Monday, 16 February 2015

Private Law - Cricket edition

Cops moonlighting, out of uniform, as event security - I can get that.

This one I'm less clear on:
Police have warned people who try to manipulate betting on the ICC Cricket World Cup 2015 that they will be caught and banned from all grounds involved in the tournament.
Police evicted several people from the opening match at North Hagley Park in Christchurch today for breaching the terms and conditions of their tickets, including some who were caught "courtsiding".
So what criminal offences are these courtsiders committing?
Courtsiding refers to the practice of spectators within venues relaying information of incidents during games to people overseas, taking advantage of broadcasting time delays to manipulate betting.
It is different from match-fixing, which is the manipulation of sporting events to achieve a pre-determined outcome.
Courtsiding is not illegal in New Zealand, but it is a breach of the terms and conditions of ICC Cricket World Cup 2015 tickets.
Operation Commander for the ICC Cricket World Cup 2015 policing operation Superintendent Sandy Manderson said Police knew how to idenfity people who were courtsiding and those attempting it would be caught.
"We know what to look for.
We’re aware that people are attempting to operate at venues and they will be detected, evicted and trespassed from all venues. 
So the New Zealand Police are enforcing the terms and conditions of the ICC Cricket World Cup tickets. I could get their enforcing trespass where the venue kicked somebody out for breach of conditions, but why are the Police investigating breach of ticket terms and conditions?

If you were at the venue and didn't know that Sky had gone to commercial, would tweeting a 6 or a wicket get you kicked out of the match by the cops?


  1. Was discussing this yesterday with a mate at the cricket and it would be fairly simple to write an application that would place bets across a number of accounts at an online betting site, while you could be sitting at the ground leisurely using your phone to place the bets.

  2. I was thinking precisely the same thing while listening to some anti-gambling ICC zealot on the radio this morning. When it comes to burglaries the police are always "too busy", but they somehow have ample resources to devote to this--which isn't even illegal in NZ.

  3. From the description of the practice it seems that the loser here (financially) is the betting shop/book somewhere offshore. If these people are getting fleeced on bets that cover individual pieces of play that occur microseconds after the bet has been placed, then they must be really bad gamblers - certainly not in need of NZ Police protection. Solution? - if the delay in live coverage is 5 seconds (10-15 whatever), don't take bets in that window.

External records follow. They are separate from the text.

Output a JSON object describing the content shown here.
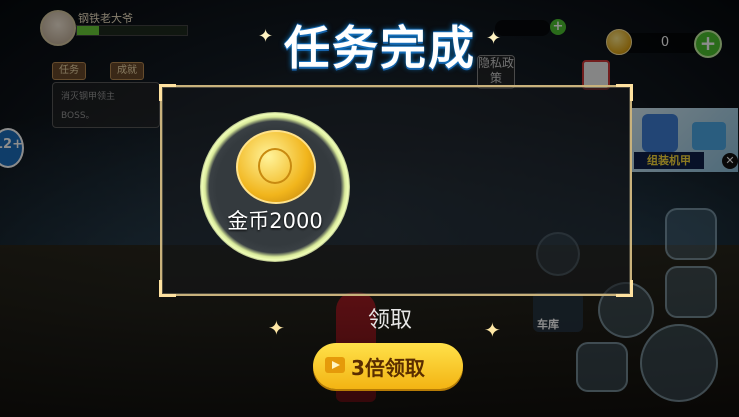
{
  "player": {
    "name": "钢铁老大爷",
    "hp_fraction": 0.2
  },
  "tabs": {
    "task": "任务",
    "achievement": "成就"
  },
  "task_panel": {
    "line1": "消灭钢甲领主",
    "line2": "BOSS。"
  },
  "age_badge": "12+",
  "currency": {
    "coins": "0"
  },
  "privacy_button": "隐私政策",
  "ad": {
    "label": "组装机甲",
    "close": "✕"
  },
  "dialog": {
    "title": "任务完成",
    "reward_label": "金币2000",
    "claim_label": "领取",
    "claim_triple_label": "3倍领取"
  },
  "car_label": "车库",
  "icons": {
    "plus": "+",
    "coin": "coin-icon",
    "video": "video-icon"
  }
}
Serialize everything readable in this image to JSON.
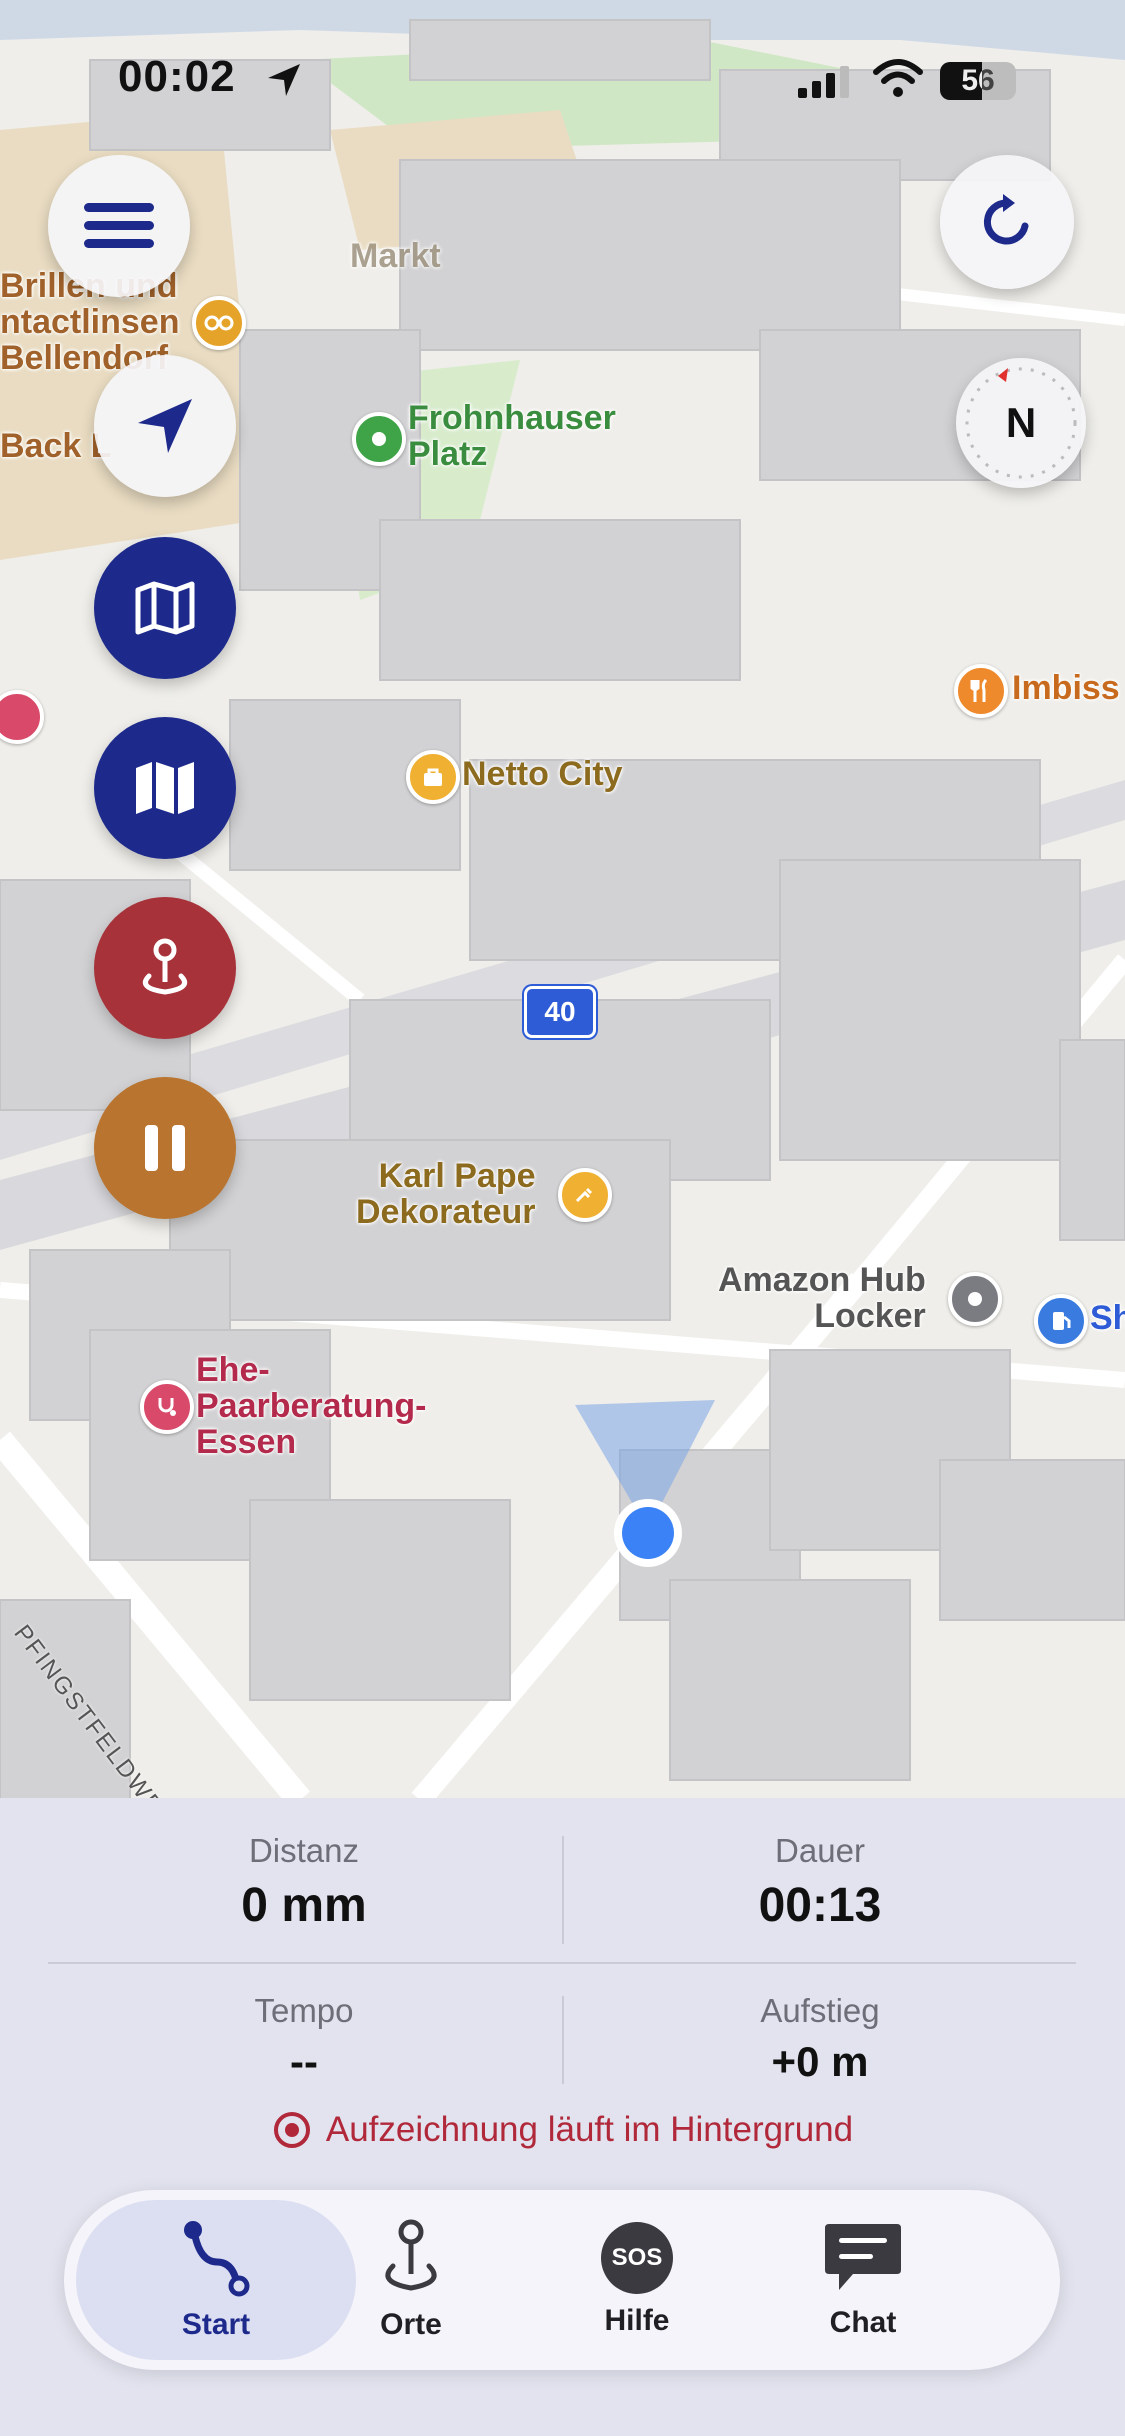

  4. The Classic early 1970s movie The Sting was based on the wire. Getting ahead of telegraph horse racing reports.

  5. And later on "Grifters" used the same scam. But it depends on no-one knowing that the delay exists. Why not just publicise the delay rather than trying to stop people using it.

  6. I hope it wasn't a remake of the The Sting. Some movie classic should never be remade.

  7. It wasn't a remake. They just used the same scam, and in the case of Grifters it was to make money from the scam, not to fool someone else into thinking he was going to make money from the scam. Totally agree with you about The Sting. It is most finely crafted movie in its genre that i can think of.